● **Data section**:
- - - - - - -
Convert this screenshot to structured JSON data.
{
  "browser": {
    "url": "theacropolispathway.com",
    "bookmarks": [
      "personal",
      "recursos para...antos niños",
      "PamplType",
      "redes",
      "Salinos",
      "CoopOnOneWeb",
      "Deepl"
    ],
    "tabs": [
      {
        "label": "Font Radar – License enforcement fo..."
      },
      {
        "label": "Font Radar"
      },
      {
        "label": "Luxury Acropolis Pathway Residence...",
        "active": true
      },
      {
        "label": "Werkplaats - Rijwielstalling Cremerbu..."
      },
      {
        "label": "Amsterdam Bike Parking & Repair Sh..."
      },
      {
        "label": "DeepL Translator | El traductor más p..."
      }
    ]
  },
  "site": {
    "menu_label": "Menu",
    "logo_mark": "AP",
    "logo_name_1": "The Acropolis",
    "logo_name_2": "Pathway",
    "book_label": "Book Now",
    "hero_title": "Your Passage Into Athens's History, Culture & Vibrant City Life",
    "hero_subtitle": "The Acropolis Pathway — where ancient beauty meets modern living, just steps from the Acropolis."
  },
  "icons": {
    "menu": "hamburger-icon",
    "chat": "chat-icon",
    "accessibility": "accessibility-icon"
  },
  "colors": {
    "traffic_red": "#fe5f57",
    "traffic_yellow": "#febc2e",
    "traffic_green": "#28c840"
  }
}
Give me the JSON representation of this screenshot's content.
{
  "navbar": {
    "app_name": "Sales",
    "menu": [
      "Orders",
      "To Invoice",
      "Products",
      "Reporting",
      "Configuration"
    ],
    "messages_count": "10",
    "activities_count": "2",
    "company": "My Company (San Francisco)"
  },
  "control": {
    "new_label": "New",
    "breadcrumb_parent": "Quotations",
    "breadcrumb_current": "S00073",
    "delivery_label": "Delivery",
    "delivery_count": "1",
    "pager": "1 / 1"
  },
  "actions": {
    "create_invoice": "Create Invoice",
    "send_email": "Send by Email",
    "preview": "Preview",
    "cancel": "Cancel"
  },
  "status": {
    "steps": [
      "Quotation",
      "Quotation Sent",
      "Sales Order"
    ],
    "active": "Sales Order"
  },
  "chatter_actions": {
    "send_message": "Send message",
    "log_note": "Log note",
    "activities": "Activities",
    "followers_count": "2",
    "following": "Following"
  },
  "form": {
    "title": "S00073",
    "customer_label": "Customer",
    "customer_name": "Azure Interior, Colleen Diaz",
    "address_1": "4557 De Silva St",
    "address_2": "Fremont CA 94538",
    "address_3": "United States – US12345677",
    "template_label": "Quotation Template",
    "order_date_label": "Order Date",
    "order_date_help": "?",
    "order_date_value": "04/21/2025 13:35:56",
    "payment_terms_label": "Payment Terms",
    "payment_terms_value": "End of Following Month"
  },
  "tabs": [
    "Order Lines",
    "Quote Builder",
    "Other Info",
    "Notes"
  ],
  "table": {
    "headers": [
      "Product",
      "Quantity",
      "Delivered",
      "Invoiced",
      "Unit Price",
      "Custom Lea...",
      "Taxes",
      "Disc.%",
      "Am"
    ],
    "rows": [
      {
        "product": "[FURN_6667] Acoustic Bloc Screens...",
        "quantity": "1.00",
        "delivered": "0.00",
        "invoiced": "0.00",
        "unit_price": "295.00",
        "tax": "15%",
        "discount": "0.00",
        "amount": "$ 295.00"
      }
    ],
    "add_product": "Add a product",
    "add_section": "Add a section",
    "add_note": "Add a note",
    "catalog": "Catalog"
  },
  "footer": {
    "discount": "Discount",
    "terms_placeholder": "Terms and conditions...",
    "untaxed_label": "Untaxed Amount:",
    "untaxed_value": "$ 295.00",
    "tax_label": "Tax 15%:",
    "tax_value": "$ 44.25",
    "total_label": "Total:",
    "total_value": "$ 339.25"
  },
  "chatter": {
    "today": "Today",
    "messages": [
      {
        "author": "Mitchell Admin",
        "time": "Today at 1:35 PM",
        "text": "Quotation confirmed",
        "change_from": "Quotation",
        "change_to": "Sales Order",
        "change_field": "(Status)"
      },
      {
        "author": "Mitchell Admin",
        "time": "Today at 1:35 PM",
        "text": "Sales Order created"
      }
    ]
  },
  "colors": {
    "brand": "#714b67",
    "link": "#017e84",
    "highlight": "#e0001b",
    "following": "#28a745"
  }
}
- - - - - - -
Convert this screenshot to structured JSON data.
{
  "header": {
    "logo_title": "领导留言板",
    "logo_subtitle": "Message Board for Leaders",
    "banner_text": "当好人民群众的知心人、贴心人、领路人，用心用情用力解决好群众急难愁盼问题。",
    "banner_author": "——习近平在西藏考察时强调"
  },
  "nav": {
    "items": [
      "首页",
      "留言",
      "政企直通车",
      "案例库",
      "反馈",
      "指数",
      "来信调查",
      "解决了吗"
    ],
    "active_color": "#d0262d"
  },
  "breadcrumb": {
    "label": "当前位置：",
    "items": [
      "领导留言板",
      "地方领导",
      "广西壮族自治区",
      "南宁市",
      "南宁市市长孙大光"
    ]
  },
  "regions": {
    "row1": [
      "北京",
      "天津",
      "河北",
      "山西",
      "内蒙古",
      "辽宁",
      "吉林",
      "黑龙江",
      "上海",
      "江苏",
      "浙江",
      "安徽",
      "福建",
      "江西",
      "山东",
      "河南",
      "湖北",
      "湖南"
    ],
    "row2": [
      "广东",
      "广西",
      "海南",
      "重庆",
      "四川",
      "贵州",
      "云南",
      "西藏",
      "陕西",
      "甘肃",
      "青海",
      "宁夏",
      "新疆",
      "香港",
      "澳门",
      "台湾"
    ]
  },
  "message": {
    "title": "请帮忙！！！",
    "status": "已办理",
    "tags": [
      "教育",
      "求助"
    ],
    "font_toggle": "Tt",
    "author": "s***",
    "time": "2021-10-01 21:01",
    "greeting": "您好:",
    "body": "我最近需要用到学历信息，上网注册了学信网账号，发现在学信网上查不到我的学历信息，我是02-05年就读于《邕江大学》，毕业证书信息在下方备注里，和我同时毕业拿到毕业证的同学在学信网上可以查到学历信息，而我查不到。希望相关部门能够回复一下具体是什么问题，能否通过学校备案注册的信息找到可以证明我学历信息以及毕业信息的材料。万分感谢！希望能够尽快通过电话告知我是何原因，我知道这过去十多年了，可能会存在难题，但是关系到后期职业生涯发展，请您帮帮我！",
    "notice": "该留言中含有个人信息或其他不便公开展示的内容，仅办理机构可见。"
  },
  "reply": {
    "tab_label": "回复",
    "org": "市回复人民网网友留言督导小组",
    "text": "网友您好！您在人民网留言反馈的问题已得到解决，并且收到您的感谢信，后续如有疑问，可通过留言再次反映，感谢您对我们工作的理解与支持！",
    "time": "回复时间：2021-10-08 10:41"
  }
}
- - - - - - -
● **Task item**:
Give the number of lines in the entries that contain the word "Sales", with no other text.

● **Task output**:
5